Problem details.
Scan the entries below. List each line with "true".

[Dataset entries]
= Beginning of Section =
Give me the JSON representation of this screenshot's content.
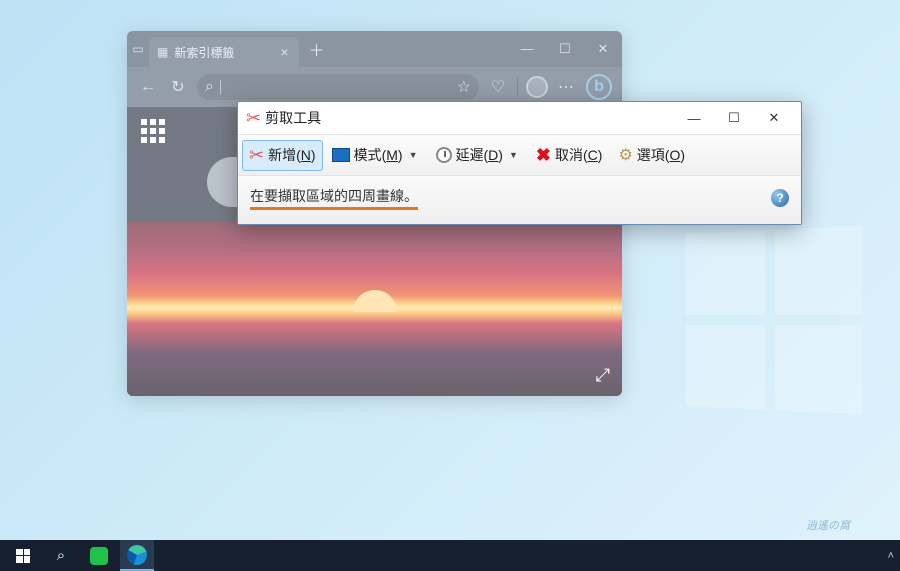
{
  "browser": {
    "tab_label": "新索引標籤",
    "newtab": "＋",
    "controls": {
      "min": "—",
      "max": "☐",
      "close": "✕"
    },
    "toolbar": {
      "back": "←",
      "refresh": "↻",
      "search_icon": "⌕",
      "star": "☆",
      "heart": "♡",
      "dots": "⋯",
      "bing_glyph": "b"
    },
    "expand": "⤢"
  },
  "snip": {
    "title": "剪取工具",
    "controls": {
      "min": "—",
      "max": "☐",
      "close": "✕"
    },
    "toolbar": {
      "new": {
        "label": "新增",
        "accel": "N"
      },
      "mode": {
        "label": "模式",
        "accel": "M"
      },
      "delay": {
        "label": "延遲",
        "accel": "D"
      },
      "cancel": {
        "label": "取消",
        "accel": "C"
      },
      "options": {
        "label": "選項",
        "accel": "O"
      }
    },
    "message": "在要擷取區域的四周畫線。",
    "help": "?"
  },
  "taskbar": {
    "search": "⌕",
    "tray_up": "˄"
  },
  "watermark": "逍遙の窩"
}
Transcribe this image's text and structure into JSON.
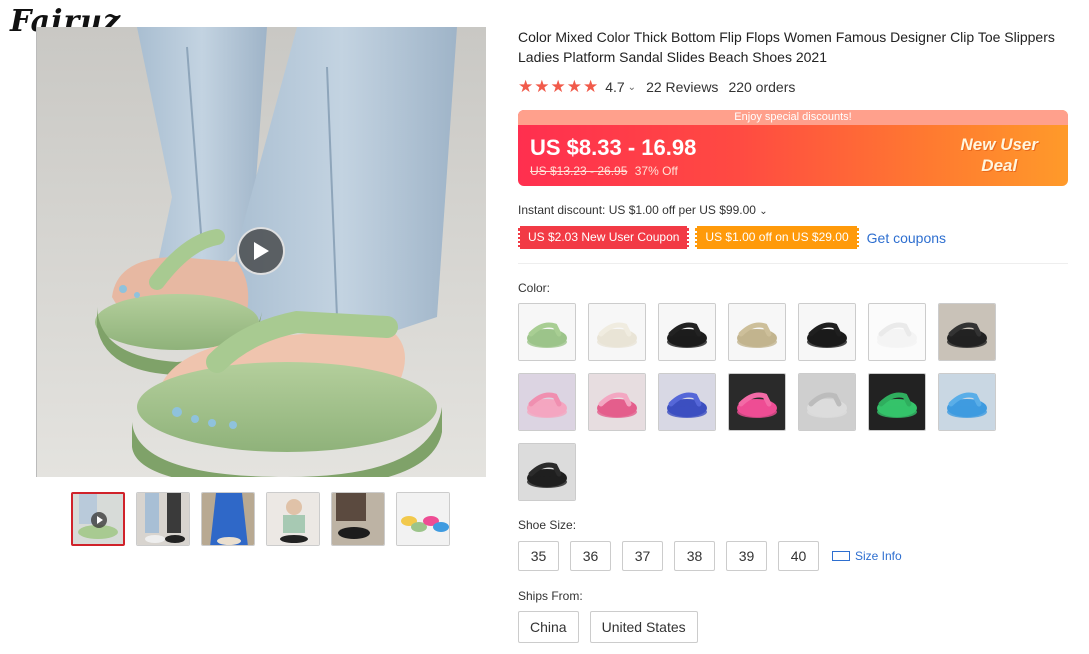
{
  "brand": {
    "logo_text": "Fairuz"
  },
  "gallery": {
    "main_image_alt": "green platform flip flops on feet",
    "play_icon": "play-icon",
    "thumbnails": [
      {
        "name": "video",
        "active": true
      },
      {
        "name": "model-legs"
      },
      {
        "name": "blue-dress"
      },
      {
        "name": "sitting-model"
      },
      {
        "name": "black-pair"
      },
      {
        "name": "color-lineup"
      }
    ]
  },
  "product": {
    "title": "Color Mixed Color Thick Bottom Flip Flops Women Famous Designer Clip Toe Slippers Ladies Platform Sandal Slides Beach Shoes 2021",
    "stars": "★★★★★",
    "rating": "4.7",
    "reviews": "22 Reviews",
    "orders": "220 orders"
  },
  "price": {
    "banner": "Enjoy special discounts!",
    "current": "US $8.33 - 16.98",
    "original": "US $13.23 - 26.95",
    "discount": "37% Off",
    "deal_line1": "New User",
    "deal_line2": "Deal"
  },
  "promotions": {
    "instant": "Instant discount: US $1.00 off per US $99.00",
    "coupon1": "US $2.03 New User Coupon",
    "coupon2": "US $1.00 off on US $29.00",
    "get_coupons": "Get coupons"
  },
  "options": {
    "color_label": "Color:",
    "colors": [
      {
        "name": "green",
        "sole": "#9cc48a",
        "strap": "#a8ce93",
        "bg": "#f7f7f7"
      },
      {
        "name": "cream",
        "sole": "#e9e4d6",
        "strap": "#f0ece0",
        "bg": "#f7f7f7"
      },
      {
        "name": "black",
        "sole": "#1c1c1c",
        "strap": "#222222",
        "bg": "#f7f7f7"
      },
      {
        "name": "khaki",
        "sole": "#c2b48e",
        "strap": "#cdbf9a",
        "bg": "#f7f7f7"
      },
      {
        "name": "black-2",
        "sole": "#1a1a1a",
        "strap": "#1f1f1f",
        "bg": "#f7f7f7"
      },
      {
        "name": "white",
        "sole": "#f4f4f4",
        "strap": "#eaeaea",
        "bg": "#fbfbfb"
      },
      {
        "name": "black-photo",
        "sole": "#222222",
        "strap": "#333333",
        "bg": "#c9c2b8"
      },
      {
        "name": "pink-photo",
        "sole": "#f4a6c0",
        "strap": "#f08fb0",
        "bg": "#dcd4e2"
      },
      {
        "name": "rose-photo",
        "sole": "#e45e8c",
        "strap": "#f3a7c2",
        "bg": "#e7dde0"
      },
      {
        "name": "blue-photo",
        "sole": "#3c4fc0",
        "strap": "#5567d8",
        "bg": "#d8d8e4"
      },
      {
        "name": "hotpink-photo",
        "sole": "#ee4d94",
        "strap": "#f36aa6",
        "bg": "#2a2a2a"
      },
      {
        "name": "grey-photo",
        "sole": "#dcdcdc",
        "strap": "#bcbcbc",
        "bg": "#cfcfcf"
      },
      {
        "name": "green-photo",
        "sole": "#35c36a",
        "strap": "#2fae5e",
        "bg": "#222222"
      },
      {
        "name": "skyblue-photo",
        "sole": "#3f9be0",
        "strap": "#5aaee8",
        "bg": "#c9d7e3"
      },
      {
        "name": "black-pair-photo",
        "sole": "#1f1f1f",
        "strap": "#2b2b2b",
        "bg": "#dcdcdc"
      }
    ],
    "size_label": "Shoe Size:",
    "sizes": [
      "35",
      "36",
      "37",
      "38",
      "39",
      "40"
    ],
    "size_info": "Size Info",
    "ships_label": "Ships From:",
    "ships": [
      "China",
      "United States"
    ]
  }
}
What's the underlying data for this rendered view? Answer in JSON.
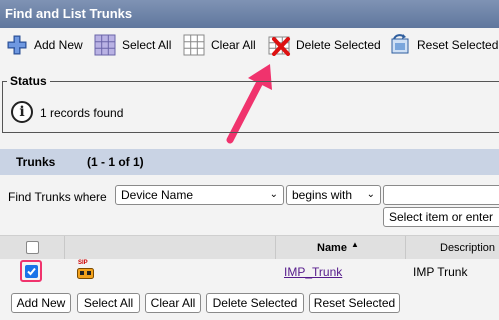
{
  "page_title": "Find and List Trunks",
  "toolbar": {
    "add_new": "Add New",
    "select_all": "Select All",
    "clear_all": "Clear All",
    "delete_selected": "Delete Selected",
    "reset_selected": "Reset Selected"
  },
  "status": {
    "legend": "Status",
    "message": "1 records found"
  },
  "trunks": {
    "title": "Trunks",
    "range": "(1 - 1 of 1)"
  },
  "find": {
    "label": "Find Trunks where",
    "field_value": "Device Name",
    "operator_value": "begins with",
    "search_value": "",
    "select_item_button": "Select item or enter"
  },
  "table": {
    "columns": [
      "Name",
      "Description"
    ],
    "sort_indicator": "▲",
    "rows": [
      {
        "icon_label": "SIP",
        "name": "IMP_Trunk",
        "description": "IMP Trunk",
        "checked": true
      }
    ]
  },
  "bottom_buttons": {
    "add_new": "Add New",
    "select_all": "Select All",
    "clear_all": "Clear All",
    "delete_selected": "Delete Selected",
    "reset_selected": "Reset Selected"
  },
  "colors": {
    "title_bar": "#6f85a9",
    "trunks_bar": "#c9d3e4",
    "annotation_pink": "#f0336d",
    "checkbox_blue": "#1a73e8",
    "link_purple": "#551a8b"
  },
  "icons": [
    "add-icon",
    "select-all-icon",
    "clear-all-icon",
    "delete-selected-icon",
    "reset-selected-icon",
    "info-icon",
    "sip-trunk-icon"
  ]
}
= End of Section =
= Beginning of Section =
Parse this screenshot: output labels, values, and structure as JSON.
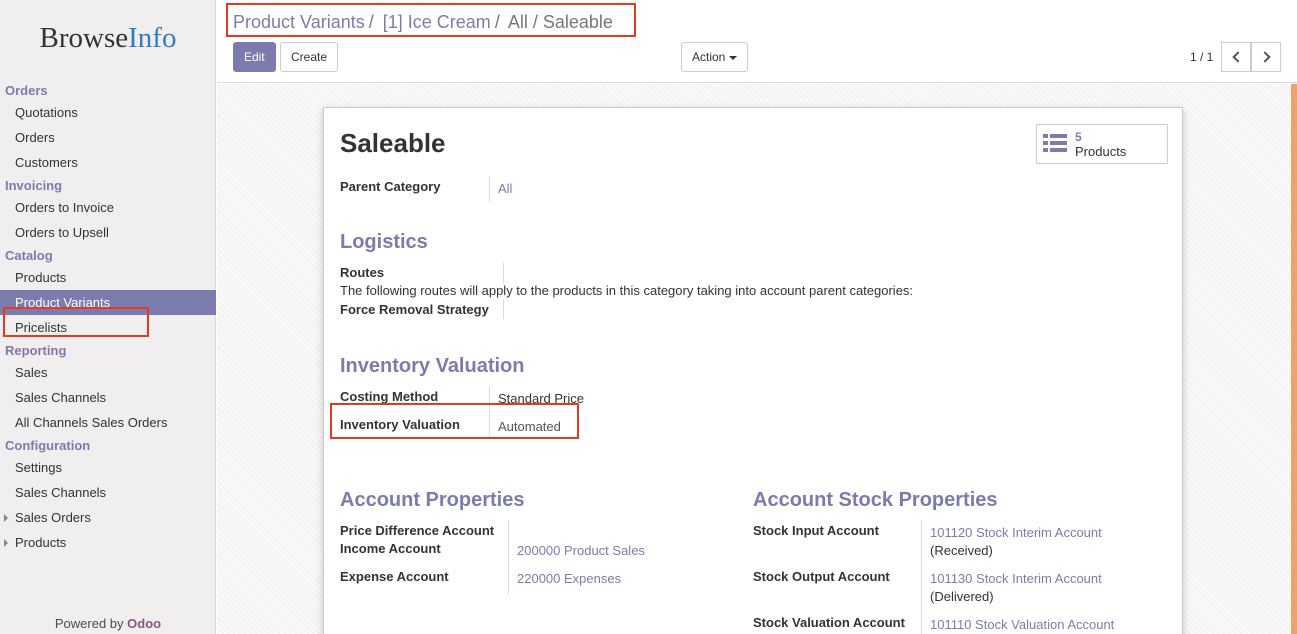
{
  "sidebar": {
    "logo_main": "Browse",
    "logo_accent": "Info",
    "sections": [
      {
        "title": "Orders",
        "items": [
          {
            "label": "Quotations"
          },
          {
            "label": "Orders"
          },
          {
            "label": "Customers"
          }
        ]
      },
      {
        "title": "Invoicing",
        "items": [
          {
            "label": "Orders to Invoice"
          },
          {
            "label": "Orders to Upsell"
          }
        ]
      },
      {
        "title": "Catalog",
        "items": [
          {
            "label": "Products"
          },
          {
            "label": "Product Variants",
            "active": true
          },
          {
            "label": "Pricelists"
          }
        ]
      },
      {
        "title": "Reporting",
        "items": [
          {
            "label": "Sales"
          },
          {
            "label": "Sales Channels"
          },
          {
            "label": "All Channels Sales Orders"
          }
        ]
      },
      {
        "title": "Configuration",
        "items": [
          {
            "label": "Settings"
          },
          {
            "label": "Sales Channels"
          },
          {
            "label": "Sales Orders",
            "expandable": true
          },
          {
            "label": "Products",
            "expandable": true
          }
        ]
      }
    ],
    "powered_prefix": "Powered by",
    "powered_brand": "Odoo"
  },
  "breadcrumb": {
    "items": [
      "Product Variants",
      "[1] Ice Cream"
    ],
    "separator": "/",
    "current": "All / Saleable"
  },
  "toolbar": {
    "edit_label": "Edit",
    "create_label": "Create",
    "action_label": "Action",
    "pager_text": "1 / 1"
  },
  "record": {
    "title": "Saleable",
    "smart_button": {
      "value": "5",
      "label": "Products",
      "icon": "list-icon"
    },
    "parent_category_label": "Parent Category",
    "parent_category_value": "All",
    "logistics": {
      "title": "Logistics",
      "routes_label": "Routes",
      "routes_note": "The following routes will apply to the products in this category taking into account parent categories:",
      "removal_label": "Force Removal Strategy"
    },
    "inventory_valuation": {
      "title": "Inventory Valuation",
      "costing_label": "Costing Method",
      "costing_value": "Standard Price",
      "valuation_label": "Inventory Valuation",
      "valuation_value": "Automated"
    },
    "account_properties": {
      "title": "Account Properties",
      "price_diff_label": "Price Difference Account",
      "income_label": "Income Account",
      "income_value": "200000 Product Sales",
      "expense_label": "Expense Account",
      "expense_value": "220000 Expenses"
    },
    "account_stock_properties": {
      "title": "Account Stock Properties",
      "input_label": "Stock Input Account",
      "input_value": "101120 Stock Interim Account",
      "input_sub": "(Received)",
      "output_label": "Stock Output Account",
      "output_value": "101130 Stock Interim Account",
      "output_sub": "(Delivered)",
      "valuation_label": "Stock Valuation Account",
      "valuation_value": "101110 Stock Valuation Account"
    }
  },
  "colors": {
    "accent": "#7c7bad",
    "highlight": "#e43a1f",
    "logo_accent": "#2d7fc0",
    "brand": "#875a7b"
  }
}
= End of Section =
Answer area.
        "active": true
        "checked": true
            "active": true
            "expandable": true
            "expandable": true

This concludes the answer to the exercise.